It could have ended there for the Beastie Boys, and a lot of people really thought it would; there were real sparks of talent on the album, but a lot of them were smothered with the sort of bigoted, misogynistic, frat-boy lunacy that some people hated about the group even then, and that kind of thing just isn’t very funny for very long. (Ask Andrew “Dice” Clay’s booking agent.)
I probably don’t need to go too far into what happened next. The upshot is this: the Beasties were always on to the next thing, sometimes the next next thing, never showing much regard for what people expected from them, and occasionally paying the price in sales. As big as they were, they probably could have been even bigger — for awhile, anyway — if they’d played the charts instead of always trying to grow.
MCA, Ad-Rock, and Mike D. were older than the kids in my generation, but not by much. They were kind of like cooler older brothers, perpetually away at college, periodically sending back bits and pieces of the stuff we should be listening to instead of all that baby crap on the radio. They saw it all before we did, from the music — frat rap with a Marshall stack, weed-scented samples, ’70s kitsch — to more important stuff, like growing from a horny teenager into a man with the courage to work for the causes that mean something to you.
They were authentic, in other words. And as with Levon, I think that’s what people really responded to. I bought every new Beasties record out of sheer excitement to hear what came next, even though I knew I probably wouldn’t warm up to it right away. I just wanted to know what they were going to do. For me and a lot of others, I think their continued vitality reflected the possibility of our own: Gray-haired guys who should have been past their prime, still trying to dig deeper into a musical genre that floats on young male machismo. If they could do it, maybe there was still hope for us.

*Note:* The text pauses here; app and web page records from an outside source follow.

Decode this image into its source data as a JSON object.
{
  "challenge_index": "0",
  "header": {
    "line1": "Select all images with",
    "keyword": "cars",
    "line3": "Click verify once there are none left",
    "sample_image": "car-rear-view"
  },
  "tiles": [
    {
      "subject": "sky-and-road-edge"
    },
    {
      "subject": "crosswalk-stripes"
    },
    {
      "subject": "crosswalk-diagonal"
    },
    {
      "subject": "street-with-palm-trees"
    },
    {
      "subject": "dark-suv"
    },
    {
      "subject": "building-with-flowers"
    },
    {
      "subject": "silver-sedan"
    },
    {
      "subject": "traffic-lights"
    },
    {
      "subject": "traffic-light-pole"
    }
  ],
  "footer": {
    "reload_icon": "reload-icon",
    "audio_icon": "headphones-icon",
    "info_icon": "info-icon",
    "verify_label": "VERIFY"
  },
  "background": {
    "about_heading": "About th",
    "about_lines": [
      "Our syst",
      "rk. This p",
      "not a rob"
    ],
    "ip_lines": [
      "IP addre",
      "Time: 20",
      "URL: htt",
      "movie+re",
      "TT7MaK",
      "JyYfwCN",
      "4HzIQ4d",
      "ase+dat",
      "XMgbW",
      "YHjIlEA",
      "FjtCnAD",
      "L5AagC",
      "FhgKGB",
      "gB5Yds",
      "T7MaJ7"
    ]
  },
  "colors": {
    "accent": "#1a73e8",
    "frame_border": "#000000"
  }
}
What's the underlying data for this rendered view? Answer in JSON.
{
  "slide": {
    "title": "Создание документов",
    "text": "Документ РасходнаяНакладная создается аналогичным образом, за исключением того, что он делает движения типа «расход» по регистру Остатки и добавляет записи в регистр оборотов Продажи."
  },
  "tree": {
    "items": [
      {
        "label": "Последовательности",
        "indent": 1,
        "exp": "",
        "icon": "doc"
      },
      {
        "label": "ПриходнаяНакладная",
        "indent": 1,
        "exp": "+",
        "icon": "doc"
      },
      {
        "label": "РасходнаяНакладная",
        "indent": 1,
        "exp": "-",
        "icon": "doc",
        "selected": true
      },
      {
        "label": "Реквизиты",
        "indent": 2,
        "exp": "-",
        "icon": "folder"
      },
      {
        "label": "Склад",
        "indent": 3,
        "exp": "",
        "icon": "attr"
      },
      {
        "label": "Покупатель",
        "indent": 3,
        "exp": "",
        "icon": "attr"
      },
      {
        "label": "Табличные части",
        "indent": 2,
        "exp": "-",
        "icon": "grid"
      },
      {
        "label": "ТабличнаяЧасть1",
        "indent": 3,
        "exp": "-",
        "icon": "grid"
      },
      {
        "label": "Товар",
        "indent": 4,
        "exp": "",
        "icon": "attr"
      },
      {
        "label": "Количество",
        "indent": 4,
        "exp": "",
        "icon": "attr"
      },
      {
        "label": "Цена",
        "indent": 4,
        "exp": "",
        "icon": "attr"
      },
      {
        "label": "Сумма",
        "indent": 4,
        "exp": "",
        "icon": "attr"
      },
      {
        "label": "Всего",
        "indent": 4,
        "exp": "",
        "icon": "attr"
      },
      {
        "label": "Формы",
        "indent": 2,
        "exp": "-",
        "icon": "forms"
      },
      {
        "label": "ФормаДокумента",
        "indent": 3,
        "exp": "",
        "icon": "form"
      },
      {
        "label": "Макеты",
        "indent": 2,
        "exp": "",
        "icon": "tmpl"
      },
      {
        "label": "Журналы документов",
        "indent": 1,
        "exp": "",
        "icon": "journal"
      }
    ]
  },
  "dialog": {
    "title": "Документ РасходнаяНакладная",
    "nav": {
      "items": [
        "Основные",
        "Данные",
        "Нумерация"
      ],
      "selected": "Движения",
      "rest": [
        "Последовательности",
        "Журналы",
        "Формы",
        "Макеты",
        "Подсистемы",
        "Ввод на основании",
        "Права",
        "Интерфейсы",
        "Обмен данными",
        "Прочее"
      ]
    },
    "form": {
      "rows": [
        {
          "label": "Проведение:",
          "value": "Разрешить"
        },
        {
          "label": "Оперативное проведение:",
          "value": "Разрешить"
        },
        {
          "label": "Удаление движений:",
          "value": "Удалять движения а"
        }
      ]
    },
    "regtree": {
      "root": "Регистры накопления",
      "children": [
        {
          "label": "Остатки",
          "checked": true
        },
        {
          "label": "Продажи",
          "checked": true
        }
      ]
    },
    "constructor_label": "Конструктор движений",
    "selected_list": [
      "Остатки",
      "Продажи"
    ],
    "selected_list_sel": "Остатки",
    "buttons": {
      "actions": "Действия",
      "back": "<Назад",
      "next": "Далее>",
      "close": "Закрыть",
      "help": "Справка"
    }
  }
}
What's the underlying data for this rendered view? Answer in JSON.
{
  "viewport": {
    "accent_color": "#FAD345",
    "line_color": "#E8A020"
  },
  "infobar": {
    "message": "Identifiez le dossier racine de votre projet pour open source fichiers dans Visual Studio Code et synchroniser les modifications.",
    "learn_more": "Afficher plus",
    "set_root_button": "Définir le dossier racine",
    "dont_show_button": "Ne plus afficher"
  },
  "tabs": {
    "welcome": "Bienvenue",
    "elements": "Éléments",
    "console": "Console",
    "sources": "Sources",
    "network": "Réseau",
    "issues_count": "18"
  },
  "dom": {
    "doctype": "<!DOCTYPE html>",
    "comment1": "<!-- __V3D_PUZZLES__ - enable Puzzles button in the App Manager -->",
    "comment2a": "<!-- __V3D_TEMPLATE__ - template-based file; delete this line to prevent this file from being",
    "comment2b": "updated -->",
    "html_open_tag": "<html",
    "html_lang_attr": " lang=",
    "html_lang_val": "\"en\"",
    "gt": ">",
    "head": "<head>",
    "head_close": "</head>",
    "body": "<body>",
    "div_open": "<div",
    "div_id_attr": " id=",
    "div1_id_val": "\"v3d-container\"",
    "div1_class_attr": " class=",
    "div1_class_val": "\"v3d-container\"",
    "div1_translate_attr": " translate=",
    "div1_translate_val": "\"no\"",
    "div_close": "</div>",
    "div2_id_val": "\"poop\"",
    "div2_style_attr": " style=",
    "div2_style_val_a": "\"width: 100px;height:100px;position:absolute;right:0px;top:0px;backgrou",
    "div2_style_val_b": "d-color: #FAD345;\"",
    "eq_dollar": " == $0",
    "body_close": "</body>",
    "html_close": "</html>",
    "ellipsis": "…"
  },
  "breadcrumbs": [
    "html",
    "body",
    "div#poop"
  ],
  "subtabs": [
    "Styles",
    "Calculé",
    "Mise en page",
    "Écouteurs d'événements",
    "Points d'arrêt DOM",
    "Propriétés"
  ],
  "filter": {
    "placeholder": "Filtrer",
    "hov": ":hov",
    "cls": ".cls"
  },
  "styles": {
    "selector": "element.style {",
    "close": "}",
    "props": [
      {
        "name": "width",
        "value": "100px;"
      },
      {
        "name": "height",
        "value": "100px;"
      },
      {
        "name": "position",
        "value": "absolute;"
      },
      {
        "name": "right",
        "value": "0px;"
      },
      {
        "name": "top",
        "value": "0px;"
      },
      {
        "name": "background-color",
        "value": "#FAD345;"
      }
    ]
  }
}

Which is why Yauch’s death hits so hard, and why your Facebook and Twitter feed is probably full of social media-sized eulogies, and why I’m adding my own. I’m posting it here at Dadnabbit, instead of Popdose or somewhere else, because I think the way Yauch lived his public life offers a sort of object lesson for us as parents — his continued authenticity in the face of an industry, and a culture, really, that so often seeks to seduce it away from you. Any creative person who’s tasted any sort of success can tell you it’s a brain-scrambling experience, and it’s very easy to lose sight of who you really are when you know people are actively expecting you to be…anything.
It isn’t too much of a stretch to say that parenthood is the same way, is it? I don’t think so. And while there are plenty of Beastie Boys songs I’m not in any hurry to play for my kids (although they do giggle mighty hard at “Brass Monkey” and “Shake Your Rump” — thanks again, Readeez), once they’re older, you can bet that will change. Partly for reasons of nostalgia, of course (hey, I’m still just a child of the ’80s), but also because I think we can never have enough examples of people who are brave enough to grow, and confound expectations, and achieve success on their own terms. Yauch died far too young, but he left behind several lifetimes’ worth of art and a handful of timeless lessons. Thanks for everything, MCA.